# requested by the system
_forward_signal() {
    kill -$sig "$app_pid" 2>/dev/null
    wait $app_pid

_trap_signals() {
    for sig in "$@"; do
        trap "_forward_signal $sig" "$sig"

# Wait to allow potential unhandled panic requests to complete
_at_exit() {
  sleep 3

_trap_signals INT TERM
trap _at_exit EXIT

./my-go-app &

# Wait until the app process terminates (ensuring signals
# can be captured)
wait $app_pid

Reporting panics from goroutines

Since goroutines are generally non-blocking, panics captured on a goroutine may crash the application before having the opportunity to be delivered to Bugsnag unless intentionally handled.

Use bugsnag.AutoNotify() to notify bugsnag of a panic while letting the program continue to panic. This is useful if you’re using a framework that already has some handling of panics and you are retrofitting Bugsnag support.

go func(ctx context.Context) {
    defer bugsnag.AutoNotify(ctx)

    // ...

To avoid a panic in a goroutine from crashing your entire app, you can use bugsnag.Recover() to stop a panic from unwinding the stack any further. When Recover() is hit, it will send any current panic to Bugsnag and then stop panicking. This is most useful at the start of a goroutine:

go func(ctx context.Context) {
    defer bugsnag.Recover(ctx)

    // ...

Reporting handled errors

Sometimes it is useful to manually notify Bugsnag of a problem. To do this, call bugsnag.Notify()

if err != nil {
    bugsnag.Notify(err, ctx)

When reporting handled errors, it’s often helpful to send us custom diagnostic data or to adjust the severity of particular errors. For more information, see the reporting handled errors reference.

Sending diagnostic data

Most functions in the Bugsnag API, including bugsnag.Notify(), bugsnag.Recover(), bugsnag.AutoNotify(), and bugsnag.Handler() let you attach data to the notifications that they send. To do this you pass in rawData, which can be any of the supported types listed here.

Custom metaData appears as tabs on error reports on your Bugsnag dashboard. You can set it by passing a bugsnag.MetaData object as rawData.

bugsnag.Notify(err, ctx,
        "Account": {
            "Name": Account.Name,
            "Paying": Account.Plan.Premium,

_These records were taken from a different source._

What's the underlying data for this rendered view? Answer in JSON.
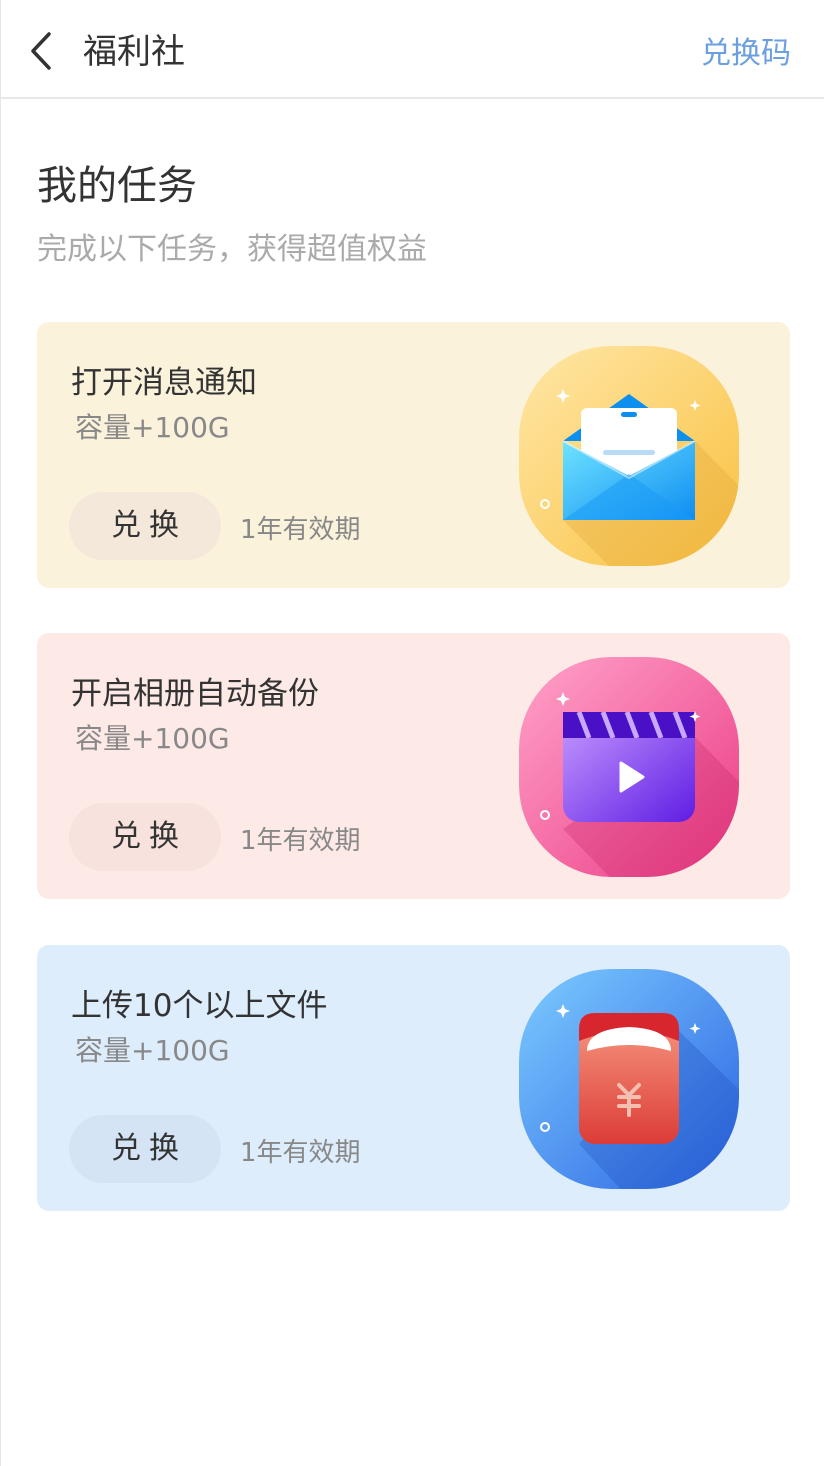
{
  "header": {
    "title": "福利社",
    "redeem_code_label": "兑换码"
  },
  "section": {
    "title": "我的任务",
    "subtitle": "完成以下任务，获得超值权益"
  },
  "tasks": [
    {
      "title": "打开消息通知",
      "reward": "容量+100G",
      "button_label": "兑换",
      "validity": "1年有效期",
      "icon": "envelope-icon",
      "accent": "#fbc84f"
    },
    {
      "title": "开启相册自动备份",
      "reward": "容量+100G",
      "button_label": "兑换",
      "validity": "1年有效期",
      "icon": "video-icon",
      "accent": "#f0458d"
    },
    {
      "title": "上传10个以上文件",
      "reward": "容量+100G",
      "button_label": "兑换",
      "validity": "1年有效期",
      "icon": "red-envelope-icon",
      "accent": "#3a80ea"
    }
  ],
  "colors": {
    "link": "#6b9fe0",
    "card_1_bg": "#fbf2dc",
    "card_2_bg": "#fdeae6",
    "card_3_bg": "#ddedfc"
  }
}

For more information, see the reporting handled errors reference.

See this reference to learn more about the ctx argument and the advantages of using it.

Identifying users

User data is searchable, and the Id powers the count of users affected. You can set which user an error affects by passing a bugsnag.User object as rawData.

bugsnag.Notify(err, ctx,
    bugsnag.User{Id: "1234", Name: "Conrad", Email: ""})

For more information, see the reporting handled errors reference.

See this reference to learn more about the ctx argument and the advantages of using it.

Session tracking

Bugsnag tracks the number of “sessions” that happen within your application. This allows you to compare stability scores between releases and helps you to understand the quality of your releases.

Sessions are captured and reported by default. This behavior can be disabled using the AutoCaptureSessions configuration option.

Tracking releases

Configure your app version to see the release that each error was introduced in.

    AppVersion: "1.2.3",

Then set up a build tool integration to enable linking to code in your source control provider from the releases dashboard, timeline annotations, and stack traces.

Next steps